* [WORK TASK]: For every line in the records that has the word "descriptor", make a copy.

* [DATA EXTRACT]:

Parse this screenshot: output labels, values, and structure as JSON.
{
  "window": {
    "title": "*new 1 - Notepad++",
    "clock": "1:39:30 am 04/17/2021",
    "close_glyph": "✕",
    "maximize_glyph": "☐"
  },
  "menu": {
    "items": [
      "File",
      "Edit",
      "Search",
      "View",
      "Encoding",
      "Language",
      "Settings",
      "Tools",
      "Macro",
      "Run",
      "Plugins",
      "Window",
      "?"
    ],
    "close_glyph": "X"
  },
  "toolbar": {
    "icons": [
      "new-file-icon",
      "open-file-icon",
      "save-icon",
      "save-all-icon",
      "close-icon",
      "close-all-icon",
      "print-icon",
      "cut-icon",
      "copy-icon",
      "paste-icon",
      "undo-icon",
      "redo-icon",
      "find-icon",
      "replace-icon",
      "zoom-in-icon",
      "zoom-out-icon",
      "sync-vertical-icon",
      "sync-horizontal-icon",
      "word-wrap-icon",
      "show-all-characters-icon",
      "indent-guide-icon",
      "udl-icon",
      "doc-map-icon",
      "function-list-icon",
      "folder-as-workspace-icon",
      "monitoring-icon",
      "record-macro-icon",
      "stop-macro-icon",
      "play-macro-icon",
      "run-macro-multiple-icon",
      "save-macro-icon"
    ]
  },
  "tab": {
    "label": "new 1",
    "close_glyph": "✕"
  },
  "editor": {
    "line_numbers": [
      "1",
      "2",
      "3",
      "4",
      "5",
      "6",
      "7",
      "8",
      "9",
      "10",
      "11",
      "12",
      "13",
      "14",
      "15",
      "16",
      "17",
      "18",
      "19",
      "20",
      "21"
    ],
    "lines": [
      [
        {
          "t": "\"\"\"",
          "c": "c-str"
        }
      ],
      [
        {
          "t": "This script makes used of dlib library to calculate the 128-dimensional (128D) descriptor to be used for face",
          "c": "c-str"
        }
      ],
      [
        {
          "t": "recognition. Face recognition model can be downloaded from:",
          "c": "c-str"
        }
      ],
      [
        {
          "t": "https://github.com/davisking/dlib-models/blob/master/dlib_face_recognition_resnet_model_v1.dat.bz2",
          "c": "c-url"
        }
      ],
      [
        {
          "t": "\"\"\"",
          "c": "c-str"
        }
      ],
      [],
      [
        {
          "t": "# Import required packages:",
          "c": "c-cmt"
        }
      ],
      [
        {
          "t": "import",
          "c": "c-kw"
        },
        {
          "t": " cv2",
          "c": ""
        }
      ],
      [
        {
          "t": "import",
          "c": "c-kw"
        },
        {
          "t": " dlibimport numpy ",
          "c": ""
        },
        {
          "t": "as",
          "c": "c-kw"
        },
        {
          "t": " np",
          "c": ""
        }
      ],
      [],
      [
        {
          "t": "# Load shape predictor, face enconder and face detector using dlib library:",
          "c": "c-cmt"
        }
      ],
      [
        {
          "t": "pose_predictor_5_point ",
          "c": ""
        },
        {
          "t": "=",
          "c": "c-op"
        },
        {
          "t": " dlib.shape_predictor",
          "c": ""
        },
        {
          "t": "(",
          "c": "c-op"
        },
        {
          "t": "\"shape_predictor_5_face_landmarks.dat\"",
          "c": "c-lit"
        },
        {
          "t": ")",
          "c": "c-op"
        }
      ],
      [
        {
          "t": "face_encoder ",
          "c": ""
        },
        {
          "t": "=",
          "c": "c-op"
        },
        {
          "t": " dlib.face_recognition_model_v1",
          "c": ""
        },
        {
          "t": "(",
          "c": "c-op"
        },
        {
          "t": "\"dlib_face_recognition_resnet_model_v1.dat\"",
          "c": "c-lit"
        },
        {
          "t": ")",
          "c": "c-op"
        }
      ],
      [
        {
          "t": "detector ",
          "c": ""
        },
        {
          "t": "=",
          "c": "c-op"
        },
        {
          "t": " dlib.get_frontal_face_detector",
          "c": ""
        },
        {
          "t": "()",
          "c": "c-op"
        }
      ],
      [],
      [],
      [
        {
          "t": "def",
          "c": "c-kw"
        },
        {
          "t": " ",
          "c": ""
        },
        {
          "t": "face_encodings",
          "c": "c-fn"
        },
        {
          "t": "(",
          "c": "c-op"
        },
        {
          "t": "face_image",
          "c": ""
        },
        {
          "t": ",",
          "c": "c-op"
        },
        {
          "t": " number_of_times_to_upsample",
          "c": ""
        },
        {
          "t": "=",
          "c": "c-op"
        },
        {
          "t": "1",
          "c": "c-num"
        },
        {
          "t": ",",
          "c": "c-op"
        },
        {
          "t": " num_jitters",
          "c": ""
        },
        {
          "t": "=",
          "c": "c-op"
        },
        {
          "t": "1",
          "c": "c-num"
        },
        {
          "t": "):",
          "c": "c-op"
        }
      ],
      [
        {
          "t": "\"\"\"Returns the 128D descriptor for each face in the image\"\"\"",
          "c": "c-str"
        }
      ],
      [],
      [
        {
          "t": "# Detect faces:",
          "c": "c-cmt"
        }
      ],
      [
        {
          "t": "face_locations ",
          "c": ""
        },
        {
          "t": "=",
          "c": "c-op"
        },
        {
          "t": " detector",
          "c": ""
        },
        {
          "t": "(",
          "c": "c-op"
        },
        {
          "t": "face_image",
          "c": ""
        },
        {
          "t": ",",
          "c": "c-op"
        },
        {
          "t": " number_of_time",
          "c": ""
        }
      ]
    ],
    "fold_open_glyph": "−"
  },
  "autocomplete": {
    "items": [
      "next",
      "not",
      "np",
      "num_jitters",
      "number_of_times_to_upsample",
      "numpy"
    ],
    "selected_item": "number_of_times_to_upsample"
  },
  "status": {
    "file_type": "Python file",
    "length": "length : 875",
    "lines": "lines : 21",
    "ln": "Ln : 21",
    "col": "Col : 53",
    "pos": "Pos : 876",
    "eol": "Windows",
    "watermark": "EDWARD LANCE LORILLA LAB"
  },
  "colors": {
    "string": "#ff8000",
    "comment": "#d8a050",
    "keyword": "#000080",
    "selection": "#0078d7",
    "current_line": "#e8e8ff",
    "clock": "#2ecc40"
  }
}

* [THE ANSWER]:
          "t": "This script makes used of dlib library to calculate the 128-dimensional (128D) descriptor to be used for face",
          "t": "\"\"\"Returns the 128D descriptor for each face in the image\"\"\"",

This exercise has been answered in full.